These leisure activities were occasionally interrupted by the horn going off indicating a scramble of Rivet Amber. I would run to the plane and start initializing the LN16. When the navigators came up the ladder to the Nav seats I would give them the status of the LN16, salute them, say, "Good bye, good luck" and exit the aircraft. A funny thing about that salute, when I was an enlisted man I would go around the block to avoid saluting. A launch, takeoff, landing and recovery of Amber and Ball were poetry both in sound and motion. As they took off at night the beacon light on the top of the planes would send out long rays of light. On clear days one could see in the distance their landing lights. The level and sloped contrail vestiges would trace the aircrafts' descent path into Shemya. I remarked to Dunc Wilmore that the takeoff and landings of Amber and Ball were glorious. He said, "You should have been here to see Reggie Urschler fly Lisa Ann. On night takeoffs he would buzz the main building. If he had to be up then they should be up. On approach to Shemya Reggie would radio the control tower that he suspected a hydraulic link. He would request a tower flyby so that they could give him a visual assessment.
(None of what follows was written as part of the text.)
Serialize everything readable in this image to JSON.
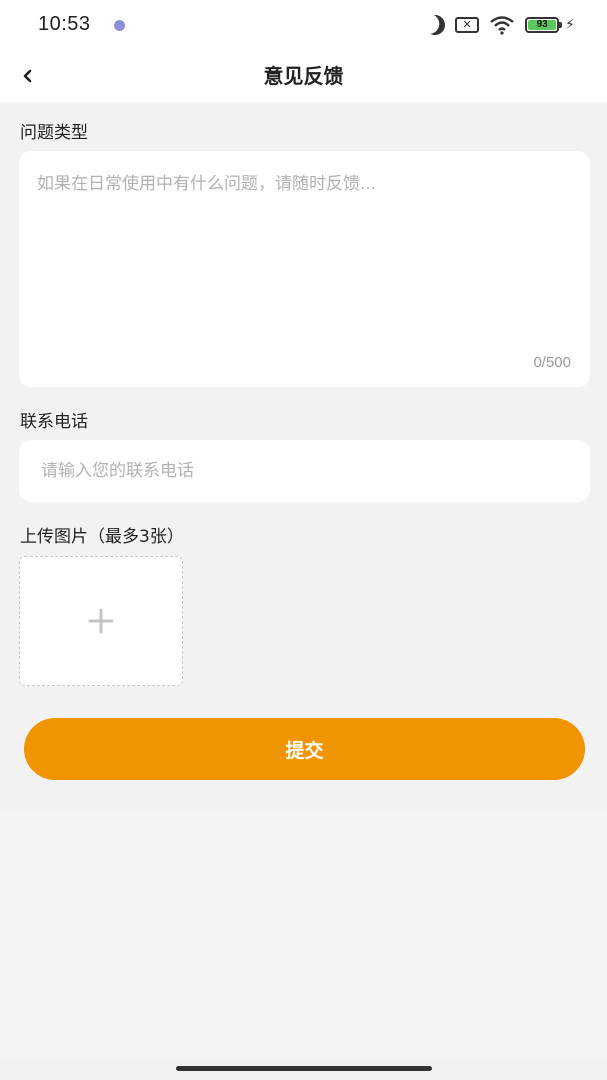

He would get the ok and then fly down the runway at an altitude of 50 ft. When he passed the control tower he would put power to the engines, climb and start banking to the left. When he was over the water he would start dumping fuel, giving a rooster tail effect. He would keep the tight turn until he lined up again on the runway. He would then "grease" Lisa Ann on the runway. Quite dramatic!"
The two major incidents during my stay at Shemya were the loss of Rivet Ball and Rivet Amber.
On the night that Rivet Ball was lost the winds were up and the runway was icy. In the Rivet Amber hangar we were told that Rivet Amber was going to divert to Eielson. Rivet Amber, even with fan-jets and thrust reversers, had to have a much lower threshold of crosswinds to land than Rivet Ball. We didn't mind this news in the Amber hangar since when the plane was gone the ground crew could screw off. We heard the sound of Rivet Ball landing. Sometime later Dick Maddux came running into our rec room crying, "Ball went off the end of the runway and has broken its back. Everyone is OK!" Later I recall Russ Howard with his hands burned and bandaged from sliding down the rear hatch escape rope describing the incident with his engaging humor and giggle in his voice. Poor Maj Achor, the Ball pilot, was sitting there with a smile listening to this but his eyes telling us that his mind was on other events. I admired his presence of mind that when he saw that a crash was unavoidable to kill all power to prevent a fire. The survivor's said that fuel was spouting from a breach in the wing. I believe that Maj Achor along with his co-pilot Capt. Usto Schulz (aka SAM) saved their crew.